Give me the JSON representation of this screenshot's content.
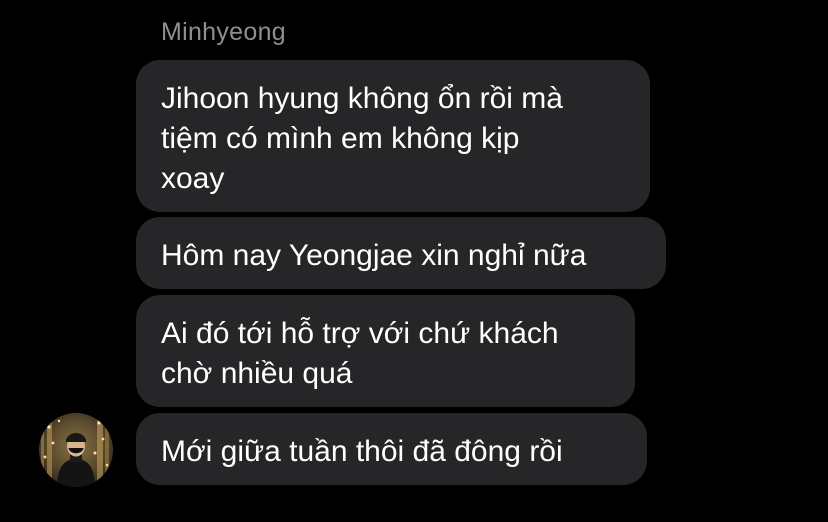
{
  "thread": {
    "sender_name": "Minhyeong",
    "messages": [
      {
        "lines": [
          "Jihoon hyung không ổn rồi mà",
          "tiệm có mình em không kịp",
          "xoay"
        ]
      },
      {
        "lines": [
          "Hôm nay Yeongjae xin nghỉ nữa"
        ]
      },
      {
        "lines": [
          "Ai đó tới hỗ trợ với chứ khách",
          "chờ nhiều quá"
        ]
      },
      {
        "lines": [
          "Mới giữa tuần thôi đã đông rồi"
        ]
      }
    ]
  },
  "colors": {
    "background": "#000000",
    "bubble": "#262628",
    "text": "#ffffff",
    "sender_name": "#8e8e93"
  }
}
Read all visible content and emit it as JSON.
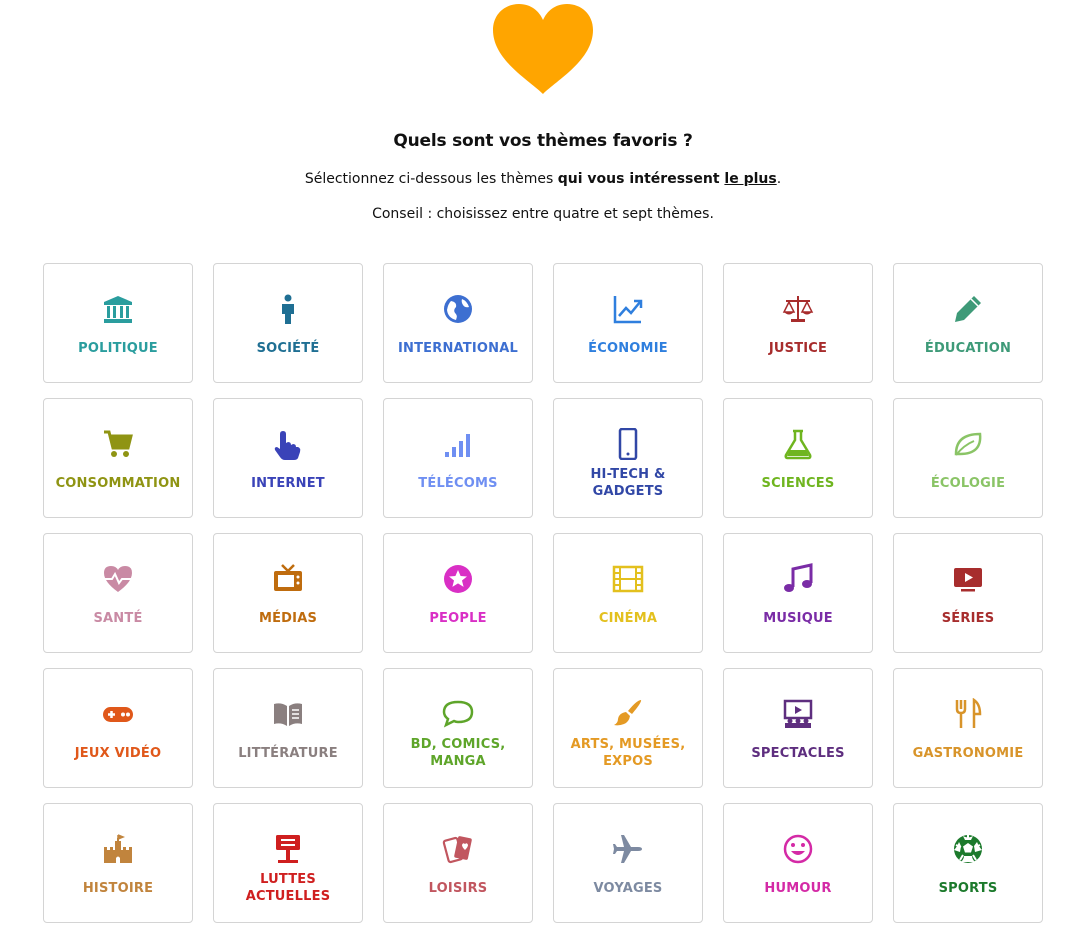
{
  "header": {
    "title": "Quels sont vos thèmes favoris ?",
    "subtitle_pre": "Sélectionnez ci-dessous les thèmes ",
    "subtitle_bold": "qui vous intéressent ",
    "subtitle_under": "le plus",
    "subtitle_post": ".",
    "tip": "Conseil : choisissez entre quatre et sept thèmes.",
    "heart_color": "#FFA500"
  },
  "themes": [
    {
      "key": "politique",
      "label": "POLITIQUE",
      "color": "#2a9d9e",
      "icon": "bank-icon"
    },
    {
      "key": "societe",
      "label": "SOCIÉTÉ",
      "color": "#1f6f93",
      "icon": "person-icon"
    },
    {
      "key": "international",
      "label": "INTERNATIONAL",
      "color": "#3d6fd1",
      "icon": "globe-icon"
    },
    {
      "key": "economie",
      "label": "ÉCONOMIE",
      "color": "#2f7fde",
      "icon": "trending-up-icon"
    },
    {
      "key": "justice",
      "label": "JUSTICE",
      "color": "#a72c2c",
      "icon": "scales-icon"
    },
    {
      "key": "education",
      "label": "ÉDUCATION",
      "color": "#3e9a78",
      "icon": "pencil-icon"
    },
    {
      "key": "consommation",
      "label": "CONSOMMATION",
      "color": "#8f9413",
      "icon": "cart-icon"
    },
    {
      "key": "internet",
      "label": "INTERNET",
      "color": "#3a43b8",
      "icon": "pointer-hand-icon"
    },
    {
      "key": "telecoms",
      "label": "TÉLÉCOMS",
      "color": "#6f8ff2",
      "icon": "signal-bars-icon"
    },
    {
      "key": "hitech",
      "label": "HI-TECH & GADGETS",
      "color": "#3147a6",
      "icon": "smartphone-icon"
    },
    {
      "key": "sciences",
      "label": "SCIENCES",
      "color": "#6fb51f",
      "icon": "flask-icon"
    },
    {
      "key": "ecologie",
      "label": "ÉCOLOGIE",
      "color": "#8ac466",
      "icon": "leaf-icon"
    },
    {
      "key": "sante",
      "label": "SANTÉ",
      "color": "#c98aa4",
      "icon": "heartbeat-icon"
    },
    {
      "key": "medias",
      "label": "MÉDIAS",
      "color": "#bf6c0e",
      "icon": "tv-icon"
    },
    {
      "key": "people",
      "label": "PEOPLE",
      "color": "#d92fc5",
      "icon": "star-circle-icon"
    },
    {
      "key": "cinema",
      "label": "CINÉMA",
      "color": "#e3c01e",
      "icon": "film-icon"
    },
    {
      "key": "musique",
      "label": "MUSIQUE",
      "color": "#7a2ca6",
      "icon": "music-note-icon"
    },
    {
      "key": "series",
      "label": "SÉRIES",
      "color": "#a72d2d",
      "icon": "play-screen-icon"
    },
    {
      "key": "jeuxvideo",
      "label": "JEUX VIDÉO",
      "color": "#e0581a",
      "icon": "gamepad-icon"
    },
    {
      "key": "litterature",
      "label": "LITTÉRATURE",
      "color": "#8a7f7f",
      "icon": "book-icon"
    },
    {
      "key": "bd",
      "label": "BD, COMICS, MANGA",
      "color": "#5ea52a",
      "icon": "speech-bubble-icon"
    },
    {
      "key": "arts",
      "label": "ARTS, MUSÉES, EXPOS",
      "color": "#e49a24",
      "icon": "paintbrush-icon"
    },
    {
      "key": "spectacles",
      "label": "SPECTACLES",
      "color": "#5e2e7f",
      "icon": "stage-icon"
    },
    {
      "key": "gastronomie",
      "label": "GASTRONOMIE",
      "color": "#d8942a",
      "icon": "cutlery-icon"
    },
    {
      "key": "histoire",
      "label": "HISTOIRE",
      "color": "#c1843d",
      "icon": "castle-icon"
    },
    {
      "key": "luttes",
      "label": "LUTTES ACTUELLES",
      "color": "#cf1f1f",
      "icon": "protest-sign-icon"
    },
    {
      "key": "loisirs",
      "label": "LOISIRS",
      "color": "#c1565f",
      "icon": "cards-icon"
    },
    {
      "key": "voyages",
      "label": "VOYAGES",
      "color": "#7d8aa1",
      "icon": "airplane-icon"
    },
    {
      "key": "humour",
      "label": "HUMOUR",
      "color": "#d42aa6",
      "icon": "smiley-icon"
    },
    {
      "key": "sports",
      "label": "SPORTS",
      "color": "#1c7a2c",
      "icon": "soccer-ball-icon"
    }
  ]
}
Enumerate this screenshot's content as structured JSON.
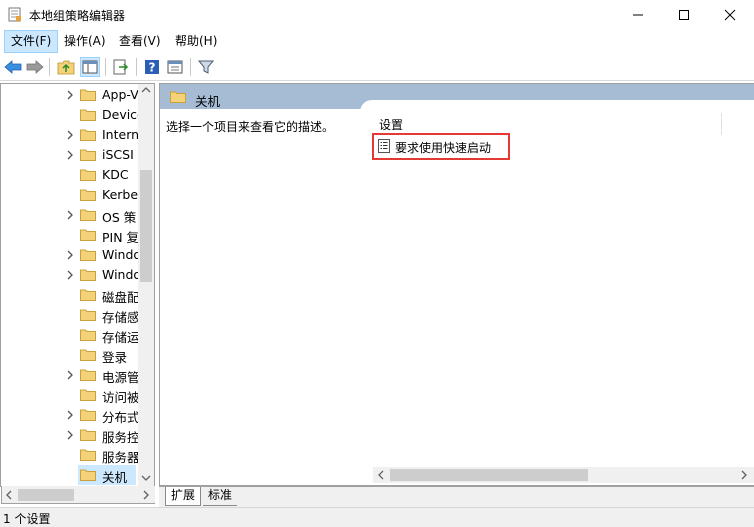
{
  "window": {
    "title": "本地组策略编辑器",
    "controls": {
      "minimize": "—",
      "maximize": "☐",
      "close": "✕"
    }
  },
  "menu": [
    {
      "label": "文件(F)"
    },
    {
      "label": "操作(A)"
    },
    {
      "label": "查看(V)"
    },
    {
      "label": "帮助(H)"
    }
  ],
  "toolbar": {
    "icons": [
      "back-arrow-icon",
      "forward-arrow-icon",
      "folder-up-icon",
      "show-hide-tree-icon",
      "export-list-icon",
      "help-icon",
      "properties-icon",
      "filter-icon"
    ]
  },
  "tree": {
    "items": [
      {
        "label": "App-V",
        "expandable": true
      },
      {
        "label": "Device",
        "expandable": false
      },
      {
        "label": "Intern",
        "expandable": true
      },
      {
        "label": "iSCSI",
        "expandable": true
      },
      {
        "label": "KDC",
        "expandable": false
      },
      {
        "label": "Kerbe",
        "expandable": false
      },
      {
        "label": "OS 策",
        "expandable": true
      },
      {
        "label": "PIN 复",
        "expandable": false
      },
      {
        "label": "Windo",
        "expandable": true
      },
      {
        "label": "Windo",
        "expandable": true
      },
      {
        "label": "磁盘配",
        "expandable": false
      },
      {
        "label": "存储感",
        "expandable": false
      },
      {
        "label": "存储运",
        "expandable": false
      },
      {
        "label": "登录",
        "expandable": false
      },
      {
        "label": "电源管",
        "expandable": true
      },
      {
        "label": "访问被",
        "expandable": false
      },
      {
        "label": "分布式",
        "expandable": true
      },
      {
        "label": "服务控",
        "expandable": true
      },
      {
        "label": "服务器",
        "expandable": false
      },
      {
        "label": "关机",
        "expandable": false,
        "selected": true
      }
    ]
  },
  "details": {
    "folder_title": "关机",
    "description": "选择一个项目来查看它的描述。",
    "column_header": "设置",
    "settings": [
      {
        "label": "要求使用快速启动"
      }
    ]
  },
  "tabs": [
    {
      "label": "扩展",
      "active": true
    },
    {
      "label": "标准",
      "active": false
    }
  ],
  "status": {
    "text": "1 个设置"
  },
  "colors": {
    "header_band": "#a6bcd4",
    "selection": "#cce8ff",
    "highlight_box": "#e53935",
    "folder": "#f4d27a"
  }
}
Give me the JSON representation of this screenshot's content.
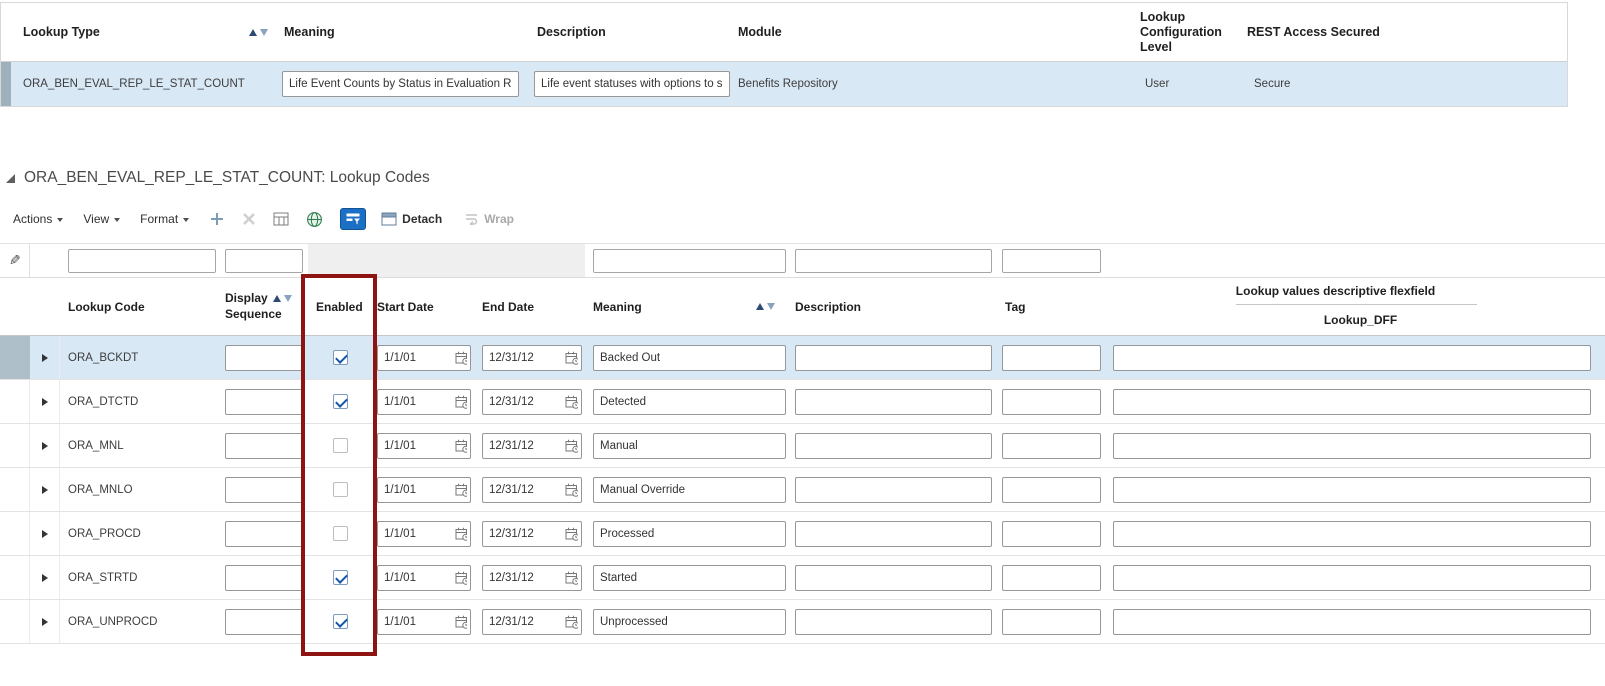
{
  "colors": {
    "annotation_box": "#8E1414",
    "selected_row": "#D9E8F5",
    "qbe_active_button": "#1B6FC4"
  },
  "icons": {
    "pencil": "✎"
  },
  "lookup_types": {
    "headers": {
      "lookup_type": "Lookup Type",
      "meaning": "Meaning",
      "description": "Description",
      "module": "Module",
      "configuration_level": "Lookup Configuration Level",
      "rest_access": "REST Access Secured"
    },
    "row": {
      "lookup_type": "ORA_BEN_EVAL_REP_LE_STAT_COUNT",
      "meaning": "Life Event Counts by Status in Evaluation R",
      "description": "Life event statuses with options to s",
      "module": "Benefits Repository",
      "configuration_level": "User",
      "rest_access": "Secure"
    }
  },
  "lookup_codes": {
    "section_title": "ORA_BEN_EVAL_REP_LE_STAT_COUNT: Lookup Codes",
    "toolbar": {
      "actions_label": "Actions",
      "view_label": "View",
      "format_label": "Format",
      "detach_label": "Detach",
      "wrap_label": "Wrap"
    },
    "qbe_filters": {
      "lookup_code": "",
      "display_sequence": "",
      "meaning": "",
      "description": "",
      "tag": ""
    },
    "headers": {
      "lookup_code": "Lookup Code",
      "display_sequence_line1": "Display",
      "display_sequence_line2": "Sequence",
      "enabled": "Enabled",
      "start_date": "Start Date",
      "end_date": "End Date",
      "meaning": "Meaning",
      "description": "Description",
      "tag": "Tag",
      "dff_group": "Lookup values descriptive flexfield",
      "dff_sub": "Lookup_DFF"
    },
    "rows": [
      {
        "code": "ORA_BCKDT",
        "display_sequence": "",
        "enabled": true,
        "start_date": "1/1/01",
        "end_date": "12/31/12",
        "meaning": "Backed Out",
        "description": "",
        "tag": "",
        "dff": ""
      },
      {
        "code": "ORA_DTCTD",
        "display_sequence": "",
        "enabled": true,
        "start_date": "1/1/01",
        "end_date": "12/31/12",
        "meaning": "Detected",
        "description": "",
        "tag": "",
        "dff": ""
      },
      {
        "code": "ORA_MNL",
        "display_sequence": "",
        "enabled": false,
        "start_date": "1/1/01",
        "end_date": "12/31/12",
        "meaning": "Manual",
        "description": "",
        "tag": "",
        "dff": ""
      },
      {
        "code": "ORA_MNLO",
        "display_sequence": "",
        "enabled": false,
        "start_date": "1/1/01",
        "end_date": "12/31/12",
        "meaning": "Manual Override",
        "description": "",
        "tag": "",
        "dff": ""
      },
      {
        "code": "ORA_PROCD",
        "display_sequence": "",
        "enabled": false,
        "start_date": "1/1/01",
        "end_date": "12/31/12",
        "meaning": "Processed",
        "description": "",
        "tag": "",
        "dff": ""
      },
      {
        "code": "ORA_STRTD",
        "display_sequence": "",
        "enabled": true,
        "start_date": "1/1/01",
        "end_date": "12/31/12",
        "meaning": "Started",
        "description": "",
        "tag": "",
        "dff": ""
      },
      {
        "code": "ORA_UNPROCD",
        "display_sequence": "",
        "enabled": true,
        "start_date": "1/1/01",
        "end_date": "12/31/12",
        "meaning": "Unprocessed",
        "description": "",
        "tag": "",
        "dff": ""
      }
    ]
  }
}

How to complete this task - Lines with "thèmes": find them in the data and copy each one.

Exercise result -
    "title": "Quels sont vos thèmes favoris ?",
    "subtitle_pre": "Sélectionnez ci-dessous les thèmes ",
    "tip": "Conseil : choisissez entre quatre et sept thèmes.",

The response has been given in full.